Editor’s Note: Kelly Hicks of Bountiful, Utah, is a hunter of opportunity. Each season he buys mule deer tags and elk tags. Then when he has the opportunity to take either a nice mule deer buck or a nice bull elk, he’ll be able to harvest these animals, because he finds both species in the same places. Hicks has been a Mossy Oak Pro for the past 3 years.
I got bit by the hunting bug when I was a youngster. I liked hiking in the mountains, looking for game and harvesting animals. Notice, that harvesting animals was the last one on my list, because I learned in few short years that the hunt was actually the most-important part of going into the mountains for me during hunting season- not taking animals. Since I hunted so much and learned how, where and when to hunt, I had numbers of friends, family members and friends of friends who asked me to guide for them – but not for pay. I just liked to hunt. So, over the years I’ve taken hundreds of hunters to elk and mule deer, and I’ve learned that if I can get a hunter within a bow or gun range of an animal, then I’ve had a successful hunt, whether that hunter harvests the animal, spooks the animal or misses the animal.
One of most-memorable mule deer hunts was with my son Cameron. From the time he could understand, I always told him, “When you’re 12-years old, I’m going to take you mule deer hunting with me.” I was really looking forward to Cameron’s first mule deer hunt from the time he was born. However, once he was 12-years old, he always had so many other interests, going hunting with Dad was not a major priority. But I was patient and kept telling him, “As soon as you get to be 13-years old, I’m taking you to get your first buck.” Utah general deer-hunting season opened in October, and I knew that Cameron’s interest span wasn’t long enough for me to teach him how to shoot a bow.

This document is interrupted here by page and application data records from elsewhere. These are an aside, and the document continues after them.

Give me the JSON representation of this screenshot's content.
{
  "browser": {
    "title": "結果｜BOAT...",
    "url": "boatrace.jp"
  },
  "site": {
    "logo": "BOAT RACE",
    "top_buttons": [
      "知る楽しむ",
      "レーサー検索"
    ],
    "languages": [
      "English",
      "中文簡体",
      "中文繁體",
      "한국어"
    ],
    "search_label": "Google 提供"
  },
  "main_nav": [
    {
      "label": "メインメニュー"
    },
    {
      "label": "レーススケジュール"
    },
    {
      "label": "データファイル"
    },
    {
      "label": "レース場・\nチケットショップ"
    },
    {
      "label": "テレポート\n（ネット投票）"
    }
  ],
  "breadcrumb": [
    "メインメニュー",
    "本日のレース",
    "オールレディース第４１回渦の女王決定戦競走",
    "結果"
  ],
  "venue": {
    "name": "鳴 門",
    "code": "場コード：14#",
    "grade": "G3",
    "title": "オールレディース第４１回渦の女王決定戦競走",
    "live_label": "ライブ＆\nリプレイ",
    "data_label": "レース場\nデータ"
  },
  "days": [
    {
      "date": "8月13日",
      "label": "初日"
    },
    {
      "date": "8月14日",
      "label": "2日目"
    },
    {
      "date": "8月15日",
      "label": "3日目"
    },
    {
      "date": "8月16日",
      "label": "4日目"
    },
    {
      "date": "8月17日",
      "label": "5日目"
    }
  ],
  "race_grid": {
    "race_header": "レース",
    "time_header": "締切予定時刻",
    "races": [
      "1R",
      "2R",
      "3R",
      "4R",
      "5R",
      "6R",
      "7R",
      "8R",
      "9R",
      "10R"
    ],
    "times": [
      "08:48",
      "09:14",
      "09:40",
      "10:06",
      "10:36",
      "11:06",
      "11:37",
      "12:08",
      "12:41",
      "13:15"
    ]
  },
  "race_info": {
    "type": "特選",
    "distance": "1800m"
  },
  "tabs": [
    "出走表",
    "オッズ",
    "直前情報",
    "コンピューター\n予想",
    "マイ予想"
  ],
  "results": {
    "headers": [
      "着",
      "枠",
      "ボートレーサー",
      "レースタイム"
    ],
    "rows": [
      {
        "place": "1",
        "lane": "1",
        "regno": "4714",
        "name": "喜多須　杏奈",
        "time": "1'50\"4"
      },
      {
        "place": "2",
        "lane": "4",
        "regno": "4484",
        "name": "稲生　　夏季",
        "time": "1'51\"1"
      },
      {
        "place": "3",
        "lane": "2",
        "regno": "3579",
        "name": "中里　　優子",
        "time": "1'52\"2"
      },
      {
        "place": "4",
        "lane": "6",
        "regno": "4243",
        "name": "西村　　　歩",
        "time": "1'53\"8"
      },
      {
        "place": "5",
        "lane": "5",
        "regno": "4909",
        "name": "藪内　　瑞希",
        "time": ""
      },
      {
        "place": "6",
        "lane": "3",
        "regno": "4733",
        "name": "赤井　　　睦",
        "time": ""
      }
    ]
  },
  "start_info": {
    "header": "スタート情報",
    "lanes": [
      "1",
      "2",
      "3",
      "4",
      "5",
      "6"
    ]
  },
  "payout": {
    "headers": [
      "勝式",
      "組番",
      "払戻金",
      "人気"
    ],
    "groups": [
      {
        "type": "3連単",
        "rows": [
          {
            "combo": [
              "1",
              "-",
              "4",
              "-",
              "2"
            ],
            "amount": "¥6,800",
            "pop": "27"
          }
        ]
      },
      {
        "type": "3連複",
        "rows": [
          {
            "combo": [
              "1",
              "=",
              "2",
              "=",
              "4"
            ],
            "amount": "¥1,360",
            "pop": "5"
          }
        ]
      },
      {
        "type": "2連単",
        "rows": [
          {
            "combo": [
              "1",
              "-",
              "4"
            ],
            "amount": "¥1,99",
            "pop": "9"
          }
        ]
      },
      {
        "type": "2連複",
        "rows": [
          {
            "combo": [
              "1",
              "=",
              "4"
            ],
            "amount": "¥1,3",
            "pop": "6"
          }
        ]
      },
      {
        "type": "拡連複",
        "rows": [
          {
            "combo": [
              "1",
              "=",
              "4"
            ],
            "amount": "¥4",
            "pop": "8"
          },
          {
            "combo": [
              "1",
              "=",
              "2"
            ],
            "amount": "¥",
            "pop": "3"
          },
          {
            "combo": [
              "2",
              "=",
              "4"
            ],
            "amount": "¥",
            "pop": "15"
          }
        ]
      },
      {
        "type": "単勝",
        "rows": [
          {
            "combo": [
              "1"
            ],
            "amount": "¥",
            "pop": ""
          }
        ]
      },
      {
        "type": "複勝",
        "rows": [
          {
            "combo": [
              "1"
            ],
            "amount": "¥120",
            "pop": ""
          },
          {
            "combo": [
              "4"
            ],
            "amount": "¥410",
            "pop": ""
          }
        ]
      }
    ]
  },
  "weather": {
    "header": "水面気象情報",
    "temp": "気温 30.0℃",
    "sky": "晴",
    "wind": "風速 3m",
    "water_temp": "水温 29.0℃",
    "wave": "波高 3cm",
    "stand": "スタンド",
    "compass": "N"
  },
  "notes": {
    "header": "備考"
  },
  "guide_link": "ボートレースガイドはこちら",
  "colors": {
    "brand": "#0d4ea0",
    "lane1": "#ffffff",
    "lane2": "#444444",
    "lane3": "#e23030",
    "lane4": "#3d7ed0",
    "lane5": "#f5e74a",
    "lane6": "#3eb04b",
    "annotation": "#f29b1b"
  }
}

The night before the hunt, I told Cameron, “Okay, you know we’re going deer hunting in the morning.” Cameron looked at me and said, “Dad, Mason’s coming over to our house for a sleepover tonight.” I answered, “That’s okay. By the time we get back from the deer hunt, Mason won’t be waking up yet.” So, I got Cameron some fluorescent orange flags and everything he needed to hunt the next morning. I got a call that night from friend of mine who asked, “Would you mind if my son and I came along with you and Cameron on the deer hunt?” I answered, “No that will be great. Be at my house at 5:30 am in the morning.”

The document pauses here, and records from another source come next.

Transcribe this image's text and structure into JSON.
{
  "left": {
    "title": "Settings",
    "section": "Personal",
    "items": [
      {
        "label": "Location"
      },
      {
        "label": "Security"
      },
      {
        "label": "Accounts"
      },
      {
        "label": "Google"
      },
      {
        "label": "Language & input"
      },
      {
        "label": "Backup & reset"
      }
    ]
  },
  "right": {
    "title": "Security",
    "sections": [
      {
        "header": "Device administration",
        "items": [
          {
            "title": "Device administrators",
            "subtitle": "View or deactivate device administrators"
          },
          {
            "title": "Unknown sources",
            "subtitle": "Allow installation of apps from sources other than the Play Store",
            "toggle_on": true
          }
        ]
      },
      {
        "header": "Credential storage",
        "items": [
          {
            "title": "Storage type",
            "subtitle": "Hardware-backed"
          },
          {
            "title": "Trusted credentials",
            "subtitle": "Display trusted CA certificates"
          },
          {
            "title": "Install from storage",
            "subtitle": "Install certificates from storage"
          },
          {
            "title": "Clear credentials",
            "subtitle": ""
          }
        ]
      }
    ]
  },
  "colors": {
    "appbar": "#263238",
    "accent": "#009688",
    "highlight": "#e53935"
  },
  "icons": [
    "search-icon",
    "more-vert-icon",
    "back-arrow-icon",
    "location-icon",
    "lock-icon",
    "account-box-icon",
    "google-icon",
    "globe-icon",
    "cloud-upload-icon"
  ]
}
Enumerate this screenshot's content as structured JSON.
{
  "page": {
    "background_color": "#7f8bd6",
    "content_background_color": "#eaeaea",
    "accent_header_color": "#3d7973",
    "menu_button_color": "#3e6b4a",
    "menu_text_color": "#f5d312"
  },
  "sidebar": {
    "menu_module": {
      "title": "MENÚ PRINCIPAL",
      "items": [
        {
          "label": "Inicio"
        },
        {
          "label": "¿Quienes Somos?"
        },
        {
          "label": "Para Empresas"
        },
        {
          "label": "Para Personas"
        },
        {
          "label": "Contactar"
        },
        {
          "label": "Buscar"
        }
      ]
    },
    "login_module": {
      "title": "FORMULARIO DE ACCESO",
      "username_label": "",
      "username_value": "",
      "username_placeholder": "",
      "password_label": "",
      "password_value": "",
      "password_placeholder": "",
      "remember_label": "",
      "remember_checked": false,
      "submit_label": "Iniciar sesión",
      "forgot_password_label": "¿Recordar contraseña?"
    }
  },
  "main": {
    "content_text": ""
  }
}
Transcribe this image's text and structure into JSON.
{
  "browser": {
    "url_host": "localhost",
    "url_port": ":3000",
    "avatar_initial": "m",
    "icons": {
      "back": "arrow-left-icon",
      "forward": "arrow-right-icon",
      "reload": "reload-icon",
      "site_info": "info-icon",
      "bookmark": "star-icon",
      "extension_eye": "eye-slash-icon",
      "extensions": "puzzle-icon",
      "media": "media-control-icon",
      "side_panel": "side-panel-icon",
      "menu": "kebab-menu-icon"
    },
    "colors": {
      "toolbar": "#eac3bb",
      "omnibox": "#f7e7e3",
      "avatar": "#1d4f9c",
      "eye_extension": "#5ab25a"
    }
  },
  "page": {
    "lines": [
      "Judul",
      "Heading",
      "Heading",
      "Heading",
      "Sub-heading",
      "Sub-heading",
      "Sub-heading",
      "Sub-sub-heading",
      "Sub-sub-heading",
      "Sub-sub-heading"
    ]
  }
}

Once we arrived at the place I’d picked, we sat down and waited for the daylight. We could see several different deer, and I spotted a really-nice buck that would score about 195. For the next 20 minutes, I tried to tell my son and my friend and his son, where to look, so they could spot the big buck. But none of the others with me could see it. Finally, Cameron leaned over and whispered, “Dad, I can see him.” I was sitting in front of Cameron, and there wasn’t anywhere for him to prop his rifle. I told Cameron, “Put the forearm of your rifle on my shoulder, and my shoulder will be your shooting rest. When you see the deer in your scope, place the crosshairs right on the buck’s shoulder. Tell me when you’re ready to shoot, so I can put my fingers in my ears.” Cameron was shooting a Browning X-bolt .225-06. I had spent time sighting the rifle in, and I knew that at 300 yards the crosshairs were dead on.
“Okay, Dad, I’ve finally got the crosshairs steady and am getting ready to shoot,” Cameron said. “Wait just a minute, Cameron,” I told him. “Let me look one more time, and make sure that you’re seeing the deer I’m seeing.” At that moment, a second buck stood up in front of the first buck. I said, “Don’t shoot the buck you’re aiming at, because there is a bigger buck right behind him. Shoot the bigger buck.” I knew that the second buck was a buck of lifetime. “I’m ready to shoot now,” Cameron whispered. I put my fingers in my ears, Cameron fired, I heard that solid thunk, the buck hunched-up and started backing up, and then he fell over. I told Cameron, “You’ve just taken the biggest buck you’ll ever probably take.”
The second deer didn’t budge at the report of the rifle. My friend and his son saw the second buck, and his son shot all the bullets out of the rifle. But the deer kept standing there, so the Dad took the rifle, reloaded and missed the buck twice more before the buck ran off. After the shooting was over, I asked my friend and his son to stay at the place where we were shooting, Cameron and I went to find and retrieve his buck. Once I saw the buck, I told Cameron, “Son, you don’t know what you’ve just done. This is the biggest buck I’ve ever seen and a bigger buck than any others I’ve ever taken.” The buck had 30 inches between his two main beams and scored 197 Boone and Crockett points.